> _The problem_: Only the lines holding "JSON" are wanted. Copy every one from the records below.

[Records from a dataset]

· · · · · · ·

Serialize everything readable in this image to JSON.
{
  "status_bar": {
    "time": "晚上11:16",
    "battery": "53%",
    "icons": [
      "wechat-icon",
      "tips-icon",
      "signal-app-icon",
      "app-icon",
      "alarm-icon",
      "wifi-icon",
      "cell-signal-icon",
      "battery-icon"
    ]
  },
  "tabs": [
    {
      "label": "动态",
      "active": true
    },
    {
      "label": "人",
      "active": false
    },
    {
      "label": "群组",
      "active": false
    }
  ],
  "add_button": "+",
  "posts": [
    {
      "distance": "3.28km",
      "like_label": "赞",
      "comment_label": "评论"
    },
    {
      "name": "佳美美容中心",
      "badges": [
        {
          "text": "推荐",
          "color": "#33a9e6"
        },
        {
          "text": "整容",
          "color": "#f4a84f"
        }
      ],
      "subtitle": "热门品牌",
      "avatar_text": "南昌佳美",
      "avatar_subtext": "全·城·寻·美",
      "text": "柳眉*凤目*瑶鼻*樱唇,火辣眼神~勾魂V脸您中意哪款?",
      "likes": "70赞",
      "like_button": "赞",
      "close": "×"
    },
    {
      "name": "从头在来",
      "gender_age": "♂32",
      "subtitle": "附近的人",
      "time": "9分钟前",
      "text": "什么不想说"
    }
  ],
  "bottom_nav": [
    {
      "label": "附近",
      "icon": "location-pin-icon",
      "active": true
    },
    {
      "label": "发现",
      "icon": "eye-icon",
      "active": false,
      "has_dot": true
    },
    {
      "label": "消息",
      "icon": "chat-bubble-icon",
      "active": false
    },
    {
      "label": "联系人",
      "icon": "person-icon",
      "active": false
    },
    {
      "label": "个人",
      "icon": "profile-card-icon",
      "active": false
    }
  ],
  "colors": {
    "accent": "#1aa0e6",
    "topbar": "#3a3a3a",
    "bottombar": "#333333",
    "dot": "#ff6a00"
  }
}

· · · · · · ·

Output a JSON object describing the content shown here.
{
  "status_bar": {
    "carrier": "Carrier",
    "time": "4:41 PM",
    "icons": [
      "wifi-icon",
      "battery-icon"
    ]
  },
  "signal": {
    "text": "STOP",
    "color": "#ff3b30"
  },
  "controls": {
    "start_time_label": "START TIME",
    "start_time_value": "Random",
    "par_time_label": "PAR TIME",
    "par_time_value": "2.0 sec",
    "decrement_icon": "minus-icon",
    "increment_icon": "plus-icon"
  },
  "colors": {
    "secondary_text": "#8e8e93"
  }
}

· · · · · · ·

> _Output below_:
Serialize everything readable in this image to JSON.
Output a JSON object describing the content shown here.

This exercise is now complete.